La Grange in Lenoir County, North Carolina — The American South (South Atlantic)
William Dunn Moseley
Erected 2005 by North Carolina Office of Archives and History. (Marker Number F-42.)
Topics and series. This historical marker is listed in this topic list: Government & Politics. In addition, it is included in the North Carolina Division of Archives and History series list. A significant historical year for this entry is 1835.
Location. 35° 17.838′ N, 77° 47.415′ W. Marker is in La Grange, North Carolina, in Lenoir County. Marker is on South Caswell Street (State Highway 903) near Lake Pines Drive, on the right when traveling north. Touch for map. Marker is in this post office area: La Grange NC 28551, United States of America. Touch for directions.
Other nearby markers. At least 8 other markers are within 10 miles of this marker, measured as the crow flies. James Y. Joyner (approx. half a mile away); Dobbs County Court House (approx. 3.7 miles away); Dobbs County (approx. 3.7 miles away); a different marker also named Dobbs County Court House (approx. 4.3 The Battle of Whitehall (approx. 5.7 miles away); Engagement at Whitehall (approx. 5.8 miles away); Wheat Swamp Church (approx. 8 miles away); Moving the CSS Neuse (approx. 9.8 miles away).
Regarding William Dunn Moseley.
Born at the family home, "Moseley Hall," in Lenoir County, in 1795, William Dunn Moseley was one of many public servants in his family. To begin his career, Moseley graduated from the University of North Carolina in 1821 and pursued a career in law, opening an office in Wilmington. Moseley then became involved in politics and represented Lenoir County in the state senate from 1829 to 1837, serving as speaker for four terms from 1833-1836. While serving as Speaker in 1833, it fell to Moseley to break a tie and his favorable vote allowed passage of the bill of incorporation for the Baptist Literary Institute, now Wake Forest University.
Political differences lead to a decline in Moseley’s fortunes toward the end of his tenure in the senate and, and after losing a heated election campaign in 1837, he left state politics. Moseley moved to Florida where he previously had purchased a plantation on Lake Miccosukee. He was then elected to the Florida Territorial House

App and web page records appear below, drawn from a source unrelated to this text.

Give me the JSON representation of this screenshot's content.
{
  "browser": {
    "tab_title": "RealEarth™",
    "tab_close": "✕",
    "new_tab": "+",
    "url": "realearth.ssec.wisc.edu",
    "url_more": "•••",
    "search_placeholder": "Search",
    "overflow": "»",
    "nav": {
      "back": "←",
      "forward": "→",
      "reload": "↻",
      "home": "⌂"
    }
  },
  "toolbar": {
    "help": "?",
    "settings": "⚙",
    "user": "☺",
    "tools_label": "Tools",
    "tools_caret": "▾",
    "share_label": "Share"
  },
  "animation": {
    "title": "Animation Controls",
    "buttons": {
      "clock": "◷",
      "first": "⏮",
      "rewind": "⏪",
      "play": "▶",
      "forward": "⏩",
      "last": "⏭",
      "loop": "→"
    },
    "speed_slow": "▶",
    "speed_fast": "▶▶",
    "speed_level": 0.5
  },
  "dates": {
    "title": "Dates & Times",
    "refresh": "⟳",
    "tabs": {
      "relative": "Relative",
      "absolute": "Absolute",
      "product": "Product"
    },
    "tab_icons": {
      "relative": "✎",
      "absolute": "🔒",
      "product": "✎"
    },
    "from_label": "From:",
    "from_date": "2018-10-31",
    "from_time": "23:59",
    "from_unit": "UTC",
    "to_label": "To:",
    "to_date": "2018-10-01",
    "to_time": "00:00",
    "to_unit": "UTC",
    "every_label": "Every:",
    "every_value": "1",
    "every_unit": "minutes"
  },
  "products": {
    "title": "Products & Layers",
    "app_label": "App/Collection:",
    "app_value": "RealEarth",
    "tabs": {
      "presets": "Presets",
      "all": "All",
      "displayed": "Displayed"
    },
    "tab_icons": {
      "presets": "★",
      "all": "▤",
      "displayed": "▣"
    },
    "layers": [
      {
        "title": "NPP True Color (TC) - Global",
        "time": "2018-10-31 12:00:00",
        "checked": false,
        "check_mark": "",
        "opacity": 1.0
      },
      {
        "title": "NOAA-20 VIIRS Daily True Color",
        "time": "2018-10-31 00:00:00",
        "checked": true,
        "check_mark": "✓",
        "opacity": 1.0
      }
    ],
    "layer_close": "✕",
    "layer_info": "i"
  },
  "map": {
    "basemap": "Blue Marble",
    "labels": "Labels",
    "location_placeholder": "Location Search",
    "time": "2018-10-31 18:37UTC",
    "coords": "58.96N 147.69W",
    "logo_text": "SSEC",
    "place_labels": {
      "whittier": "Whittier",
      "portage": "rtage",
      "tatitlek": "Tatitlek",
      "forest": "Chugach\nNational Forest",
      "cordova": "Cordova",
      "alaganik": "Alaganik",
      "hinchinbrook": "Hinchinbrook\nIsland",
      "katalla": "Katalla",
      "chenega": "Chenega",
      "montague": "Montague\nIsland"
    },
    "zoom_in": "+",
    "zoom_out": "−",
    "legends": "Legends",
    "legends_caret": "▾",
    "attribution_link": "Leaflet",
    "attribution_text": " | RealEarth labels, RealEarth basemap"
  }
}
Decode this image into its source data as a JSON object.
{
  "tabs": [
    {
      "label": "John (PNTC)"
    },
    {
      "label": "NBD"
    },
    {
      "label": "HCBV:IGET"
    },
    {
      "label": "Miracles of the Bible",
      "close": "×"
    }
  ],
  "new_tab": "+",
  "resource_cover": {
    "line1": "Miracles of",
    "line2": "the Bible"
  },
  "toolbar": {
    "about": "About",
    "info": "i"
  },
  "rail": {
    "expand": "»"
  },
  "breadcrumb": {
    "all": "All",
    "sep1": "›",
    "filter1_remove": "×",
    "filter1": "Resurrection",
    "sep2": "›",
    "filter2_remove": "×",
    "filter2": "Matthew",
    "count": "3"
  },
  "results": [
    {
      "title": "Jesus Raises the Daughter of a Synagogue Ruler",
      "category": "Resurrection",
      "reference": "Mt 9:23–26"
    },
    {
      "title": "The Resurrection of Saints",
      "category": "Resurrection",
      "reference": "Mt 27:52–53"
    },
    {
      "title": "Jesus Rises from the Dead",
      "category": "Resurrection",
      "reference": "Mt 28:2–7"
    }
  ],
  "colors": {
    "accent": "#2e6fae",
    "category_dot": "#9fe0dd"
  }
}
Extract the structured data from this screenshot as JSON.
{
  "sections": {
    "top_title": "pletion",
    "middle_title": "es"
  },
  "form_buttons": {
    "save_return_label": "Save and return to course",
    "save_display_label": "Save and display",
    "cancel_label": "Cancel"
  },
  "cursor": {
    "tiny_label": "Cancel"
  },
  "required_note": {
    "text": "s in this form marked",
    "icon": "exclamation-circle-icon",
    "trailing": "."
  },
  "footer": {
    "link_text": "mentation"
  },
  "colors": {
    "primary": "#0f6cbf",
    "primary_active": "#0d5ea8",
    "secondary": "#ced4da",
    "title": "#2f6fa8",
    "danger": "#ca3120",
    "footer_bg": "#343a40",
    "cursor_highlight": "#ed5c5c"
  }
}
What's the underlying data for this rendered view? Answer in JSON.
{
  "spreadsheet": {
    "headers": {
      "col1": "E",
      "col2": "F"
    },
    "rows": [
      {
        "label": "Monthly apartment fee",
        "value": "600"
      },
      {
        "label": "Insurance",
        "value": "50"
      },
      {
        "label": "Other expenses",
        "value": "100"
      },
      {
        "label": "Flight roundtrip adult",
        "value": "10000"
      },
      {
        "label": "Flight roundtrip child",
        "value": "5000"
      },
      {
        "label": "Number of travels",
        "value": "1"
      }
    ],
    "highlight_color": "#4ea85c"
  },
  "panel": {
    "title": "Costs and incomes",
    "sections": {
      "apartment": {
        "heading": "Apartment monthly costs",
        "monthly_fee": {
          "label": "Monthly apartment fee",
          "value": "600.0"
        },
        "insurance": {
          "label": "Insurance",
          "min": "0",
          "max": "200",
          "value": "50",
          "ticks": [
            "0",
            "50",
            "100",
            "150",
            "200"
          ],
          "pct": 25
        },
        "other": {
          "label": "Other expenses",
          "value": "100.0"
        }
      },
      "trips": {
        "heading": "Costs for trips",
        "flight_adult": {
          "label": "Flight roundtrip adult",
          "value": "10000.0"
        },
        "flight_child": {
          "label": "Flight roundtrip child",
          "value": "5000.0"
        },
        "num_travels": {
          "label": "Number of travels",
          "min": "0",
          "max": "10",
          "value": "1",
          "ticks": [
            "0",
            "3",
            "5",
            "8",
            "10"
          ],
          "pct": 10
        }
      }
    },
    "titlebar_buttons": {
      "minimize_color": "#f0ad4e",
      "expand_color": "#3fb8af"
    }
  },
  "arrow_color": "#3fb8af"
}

Credits. This page was last revised on March 8, 2021. It was originally submitted on July 3, 2013, by Mike Stroud of Bluffton, South Carolina. This page has been viewed 852 times since then and 59 times this year. Photos: 1, 2, 3, 4. submitted on July 3, 2013, by Mike Stroud of Bluffton, South Carolina.